*ABOUT THIS TASK*: Output the entries verbatim, including every line.

*THE INPUT*:
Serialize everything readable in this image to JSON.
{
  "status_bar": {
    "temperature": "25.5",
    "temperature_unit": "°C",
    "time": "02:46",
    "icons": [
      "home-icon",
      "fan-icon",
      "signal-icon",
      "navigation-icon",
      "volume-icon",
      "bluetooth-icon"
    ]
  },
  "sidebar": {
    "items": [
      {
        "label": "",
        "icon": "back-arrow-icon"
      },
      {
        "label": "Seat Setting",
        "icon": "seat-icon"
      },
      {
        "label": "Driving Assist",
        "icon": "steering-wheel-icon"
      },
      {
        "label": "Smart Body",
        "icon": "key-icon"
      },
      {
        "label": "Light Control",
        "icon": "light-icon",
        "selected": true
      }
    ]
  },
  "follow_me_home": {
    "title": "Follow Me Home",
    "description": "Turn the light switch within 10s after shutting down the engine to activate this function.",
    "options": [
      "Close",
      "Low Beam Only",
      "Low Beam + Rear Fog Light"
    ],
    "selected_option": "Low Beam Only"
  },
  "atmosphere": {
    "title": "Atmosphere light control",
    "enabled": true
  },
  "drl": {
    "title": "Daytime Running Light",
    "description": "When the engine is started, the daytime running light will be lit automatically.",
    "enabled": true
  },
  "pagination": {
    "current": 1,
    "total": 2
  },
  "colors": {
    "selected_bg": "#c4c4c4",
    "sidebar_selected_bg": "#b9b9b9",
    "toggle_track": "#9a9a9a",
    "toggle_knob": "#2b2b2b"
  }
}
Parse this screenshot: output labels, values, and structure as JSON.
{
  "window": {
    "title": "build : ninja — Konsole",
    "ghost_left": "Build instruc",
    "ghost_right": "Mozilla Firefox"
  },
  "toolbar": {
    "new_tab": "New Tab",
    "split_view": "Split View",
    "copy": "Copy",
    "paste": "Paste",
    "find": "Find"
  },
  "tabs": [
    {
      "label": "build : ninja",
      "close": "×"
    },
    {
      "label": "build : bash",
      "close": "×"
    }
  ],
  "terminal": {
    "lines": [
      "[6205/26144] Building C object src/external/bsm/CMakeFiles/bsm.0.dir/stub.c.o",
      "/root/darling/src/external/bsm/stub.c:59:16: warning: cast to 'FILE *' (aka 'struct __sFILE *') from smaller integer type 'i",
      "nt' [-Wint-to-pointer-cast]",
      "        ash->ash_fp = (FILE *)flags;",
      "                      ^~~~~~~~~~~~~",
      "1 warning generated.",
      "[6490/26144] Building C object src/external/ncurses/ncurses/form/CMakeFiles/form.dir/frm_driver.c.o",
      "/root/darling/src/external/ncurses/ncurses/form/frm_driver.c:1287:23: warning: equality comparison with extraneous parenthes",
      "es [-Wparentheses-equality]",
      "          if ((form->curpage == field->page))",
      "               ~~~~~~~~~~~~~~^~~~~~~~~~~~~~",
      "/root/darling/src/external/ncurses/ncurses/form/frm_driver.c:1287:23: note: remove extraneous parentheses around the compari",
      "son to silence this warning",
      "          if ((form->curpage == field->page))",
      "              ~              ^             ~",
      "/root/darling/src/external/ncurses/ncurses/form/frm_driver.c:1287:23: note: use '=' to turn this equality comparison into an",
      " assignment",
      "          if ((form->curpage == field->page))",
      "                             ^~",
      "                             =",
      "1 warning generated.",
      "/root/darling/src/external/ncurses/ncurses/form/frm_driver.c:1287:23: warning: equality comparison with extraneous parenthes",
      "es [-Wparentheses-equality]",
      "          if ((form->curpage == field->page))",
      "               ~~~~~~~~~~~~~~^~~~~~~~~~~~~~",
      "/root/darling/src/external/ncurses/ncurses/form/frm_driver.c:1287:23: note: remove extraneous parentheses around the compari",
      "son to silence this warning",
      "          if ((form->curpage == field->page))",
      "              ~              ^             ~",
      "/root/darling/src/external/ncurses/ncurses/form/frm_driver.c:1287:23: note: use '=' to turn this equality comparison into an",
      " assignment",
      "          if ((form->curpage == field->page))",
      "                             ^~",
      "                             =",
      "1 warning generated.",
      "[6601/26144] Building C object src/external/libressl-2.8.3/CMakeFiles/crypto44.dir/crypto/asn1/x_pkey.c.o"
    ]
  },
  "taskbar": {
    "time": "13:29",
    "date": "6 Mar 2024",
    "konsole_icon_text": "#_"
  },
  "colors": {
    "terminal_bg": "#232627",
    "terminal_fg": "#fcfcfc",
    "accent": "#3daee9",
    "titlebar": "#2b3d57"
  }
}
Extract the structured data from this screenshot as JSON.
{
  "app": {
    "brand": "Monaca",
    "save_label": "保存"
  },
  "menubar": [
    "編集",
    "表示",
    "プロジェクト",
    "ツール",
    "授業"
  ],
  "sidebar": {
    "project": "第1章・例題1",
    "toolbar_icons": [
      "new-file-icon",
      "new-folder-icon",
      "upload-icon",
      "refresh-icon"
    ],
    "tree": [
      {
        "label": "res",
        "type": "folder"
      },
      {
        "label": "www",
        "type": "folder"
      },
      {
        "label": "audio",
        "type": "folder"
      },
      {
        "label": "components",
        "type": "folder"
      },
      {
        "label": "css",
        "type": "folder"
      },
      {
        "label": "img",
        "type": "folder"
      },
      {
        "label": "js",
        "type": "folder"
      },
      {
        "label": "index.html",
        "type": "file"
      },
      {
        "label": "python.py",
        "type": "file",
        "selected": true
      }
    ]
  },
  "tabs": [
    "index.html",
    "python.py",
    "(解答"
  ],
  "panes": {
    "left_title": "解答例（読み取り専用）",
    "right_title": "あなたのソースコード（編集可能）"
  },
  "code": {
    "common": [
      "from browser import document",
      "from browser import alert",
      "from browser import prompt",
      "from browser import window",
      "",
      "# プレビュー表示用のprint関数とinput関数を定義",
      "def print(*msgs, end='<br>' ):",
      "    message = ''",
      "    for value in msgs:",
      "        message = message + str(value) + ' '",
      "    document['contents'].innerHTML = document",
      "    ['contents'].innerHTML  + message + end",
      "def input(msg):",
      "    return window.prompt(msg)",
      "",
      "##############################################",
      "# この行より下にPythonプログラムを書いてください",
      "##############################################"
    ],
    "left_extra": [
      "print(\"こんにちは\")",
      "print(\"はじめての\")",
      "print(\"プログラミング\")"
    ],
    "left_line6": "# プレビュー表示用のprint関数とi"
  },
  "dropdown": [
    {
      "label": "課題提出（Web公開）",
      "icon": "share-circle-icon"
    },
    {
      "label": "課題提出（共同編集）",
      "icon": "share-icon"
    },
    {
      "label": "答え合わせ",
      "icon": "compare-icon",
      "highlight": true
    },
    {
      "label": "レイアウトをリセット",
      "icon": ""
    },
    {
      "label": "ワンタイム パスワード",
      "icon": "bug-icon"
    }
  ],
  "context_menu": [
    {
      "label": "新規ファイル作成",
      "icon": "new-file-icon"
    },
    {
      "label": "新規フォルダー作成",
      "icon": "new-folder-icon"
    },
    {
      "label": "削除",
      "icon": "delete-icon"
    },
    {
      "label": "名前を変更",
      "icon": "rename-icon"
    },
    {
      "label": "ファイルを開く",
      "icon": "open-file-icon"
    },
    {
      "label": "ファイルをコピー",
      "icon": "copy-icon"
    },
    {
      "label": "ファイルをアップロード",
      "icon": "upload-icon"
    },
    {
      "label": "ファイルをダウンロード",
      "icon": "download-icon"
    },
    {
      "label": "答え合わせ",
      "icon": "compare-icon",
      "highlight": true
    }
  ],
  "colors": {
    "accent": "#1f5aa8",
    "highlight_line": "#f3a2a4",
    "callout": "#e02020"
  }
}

*RESULT BELOW*:
Serialize everything readable in this image to JSON.
{
  "status_bar": {
    "temperature": "25.5",
    "temperature_unit": "°C",
    "time": "02:46",
    "icons": [
      "home-icon",
      "fan-icon",
      "signal-icon",
      "navigation-icon",
      "volume-icon",
      "bluetooth-icon"
    ]
  },
  "sidebar": {
    "items": [
      {
        "label": "",
        "icon": "back-arrow-icon"
      },
      {
        "label": "Seat Setting",
        "icon": "seat-icon"
      },
      {
        "label": "Driving Assist",
        "icon": "steering-wheel-icon"
      },
      {
        "label": "Smart Body",
        "icon": "key-icon"
      },
      {
        "label": "Light Control",
        "icon": "light-icon",
        "selected": true
      }
    ]
  },
  "follow_me_home": {
    "title": "Follow Me Home",
    "description": "Turn the light switch within 10s after shutting down the engine to activate this function.",
    "options": [
      "Close",
      "Low Beam Only",
      "Low Beam + Rear Fog Light"
    ],
    "selected_option": "Low Beam Only"
  },
  "atmosphere": {
    "title": "Atmosphere light control",
    "enabled": true
  },
  "drl": {
    "title": "Daytime Running Light",
    "description": "When the engine is started, the daytime running light will be lit automatically.",
    "enabled": true
  },
  "pagination": {
    "current": 1,
    "total": 2
  },
  "colors": {
    "selected_bg": "#c4c4c4",
    "sidebar_selected_bg": "#b9b9b9",
    "toggle_track": "#9a9a9a",
    "toggle_knob": "#2b2b2b"
  }
}
Parse this screenshot: output labels, values, and structure as JSON.
{
  "window": {
    "title": "build : ninja — Konsole",
    "ghost_left": "Build instruc",
    "ghost_right": "Mozilla Firefox"
  },
  "toolbar": {
    "new_tab": "New Tab",
    "split_view": "Split View",
    "copy": "Copy",
    "paste": "Paste",
    "find": "Find"
  },
  "tabs": [
    {
      "label": "build : ninja",
      "close": "×"
    },
    {
      "label": "build : bash",
      "close": "×"
    }
  ],
  "terminal": {
    "lines": [
      "[6205/26144] Building C object src/external/bsm/CMakeFiles/bsm.0.dir/stub.c.o",
      "/root/darling/src/external/bsm/stub.c:59:16: warning: cast to 'FILE *' (aka 'struct __sFILE *') from smaller integer type 'i",
      "nt' [-Wint-to-pointer-cast]",
      "        ash->ash_fp = (FILE *)flags;",
      "                      ^~~~~~~~~~~~~",
      "1 warning generated.",
      "[6490/26144] Building C object src/external/ncurses/ncurses/form/CMakeFiles/form.dir/frm_driver.c.o",
      "/root/darling/src/external/ncurses/ncurses/form/frm_driver.c:1287:23: warning: equality comparison with extraneous parenthes",
      "es [-Wparentheses-equality]",
      "          if ((form->curpage == field->page))",
      "               ~~~~~~~~~~~~~~^~~~~~~~~~~~~~",
      "/root/darling/src/external/ncurses/ncurses/form/frm_driver.c:1287:23: note: remove extraneous parentheses around the compari",
      "son to silence this warning",
      "          if ((form->curpage == field->page))",
      "              ~              ^             ~",
      "/root/darling/src/external/ncurses/ncurses/form/frm_driver.c:1287:23: note: use '=' to turn this equality comparison into an",
      " assignment",
      "          if ((form->curpage == field->page))",
      "                             ^~",
      "                             =",
      "1 warning generated.",
      "/root/darling/src/external/ncurses/ncurses/form/frm_driver.c:1287:23: warning: equality comparison with extraneous parenthes",
      "es [-Wparentheses-equality]",
      "          if ((form->curpage == field->page))",
      "               ~~~~~~~~~~~~~~^~~~~~~~~~~~~~",
      "/root/darling/src/external/ncurses/ncurses/form/frm_driver.c:1287:23: note: remove extraneous parentheses around the compari",
      "son to silence this warning",
      "          if ((form->curpage == field->page))",
      "              ~              ^             ~",
      "/root/darling/src/external/ncurses/ncurses/form/frm_driver.c:1287:23: note: use '=' to turn this equality comparison into an",
      " assignment",
      "          if ((form->curpage == field->page))",
      "                             ^~",
      "                             =",
      "1 warning generated.",
      "[6601/26144] Building C object src/external/libressl-2.8.3/CMakeFiles/crypto44.dir/crypto/asn1/x_pkey.c.o"
    ]
  },
  "taskbar": {
    "time": "13:29",
    "date": "6 Mar 2024",
    "konsole_icon_text": "#_"
  },
  "colors": {
    "terminal_bg": "#232627",
    "terminal_fg": "#fcfcfc",
    "accent": "#3daee9",
    "titlebar": "#2b3d57"
  }
}
Extract the structured data from this screenshot as JSON.
{
  "app": {
    "brand": "Monaca",
    "save_label": "保存"
  },
  "menubar": [
    "編集",
    "表示",
    "プロジェクト",
    "ツール",
    "授業"
  ],
  "sidebar": {
    "project": "第1章・例題1",
    "toolbar_icons": [
      "new-file-icon",
      "new-folder-icon",
      "upload-icon",
      "refresh-icon"
    ],
    "tree": [
      {
        "label": "res",
        "type": "folder"
      },
      {
        "label": "www",
        "type": "folder"
      },
      {
        "label": "audio",
        "type": "folder"
      },
      {
        "label": "components",
        "type": "folder"
      },
      {
        "label": "css",
        "type": "folder"
      },
      {
        "label": "img",
        "type": "folder"
      },
      {
        "label": "js",
        "type": "folder"
      },
      {
        "label": "index.html",
        "type": "file"
      },
      {
        "label": "python.py",
        "type": "file",
        "selected": true
      }
    ]
  },
  "tabs": [
    "index.html",
    "python.py",
    "(解答"
  ],
  "panes": {
    "left_title": "解答例（読み取り専用）",
    "right_title": "あなたのソースコード（編集可能）"
  },
  "code": {
    "common": [
      "from browser import document",
      "from browser import alert",
      "from browser import prompt",
      "from browser import window",
      "",
      "# プレビュー表示用のprint関数とinput関数を定義",
      "def print(*msgs, end='<br>' ):",
      "    message = ''",
      "    for value in msgs:",
      "        message = message + str(value) + ' '",
      "    document['contents'].innerHTML = document",
      "    ['contents'].innerHTML  + message + end",
      "def input(msg):",
      "    return window.prompt(msg)",
      "",
      "##############################################",
      "# この行より下にPythonプログラムを書いてください",
      "##############################################"
    ],
    "left_extra": [
      "print(\"こんにちは\")",
      "print(\"はじめての\")",
      "print(\"プログラミング\")"
    ],
    "left_line6": "# プレビュー表示用のprint関数とi"
  },
  "dropdown": [
    {
      "label": "課題提出（Web公開）",
      "icon": "share-circle-icon"
    },
    {
      "label": "課題提出（共同編集）",
      "icon": "share-icon"
    },
    {
      "label": "答え合わせ",
      "icon": "compare-icon",
      "highlight": true
    },
    {
      "label": "レイアウトをリセット",
      "icon": ""
    },
    {
      "label": "ワンタイム パスワード",
      "icon": "bug-icon"
    }
  ],
  "context_menu": [
    {
      "label": "新規ファイル作成",
      "icon": "new-file-icon"
    },
    {
      "label": "新規フォルダー作成",
      "icon": "new-folder-icon"
    },
    {
      "label": "削除",
      "icon": "delete-icon"
    },
    {
      "label": "名前を変更",
      "icon": "rename-icon"
    },
    {
      "label": "ファイルを開く",
      "icon": "open-file-icon"
    },
    {
      "label": "ファイルをコピー",
      "icon": "copy-icon"
    },
    {
      "label": "ファイルをアップロード",
      "icon": "upload-icon"
    },
    {
      "label": "ファイルをダウンロード",
      "icon": "download-icon"
    },
    {
      "label": "答え合わせ",
      "icon": "compare-icon",
      "highlight": true
    }
  ],
  "colors": {
    "accent": "#1f5aa8",
    "highlight_line": "#f3a2a4",
    "callout": "#e02020"
  }
}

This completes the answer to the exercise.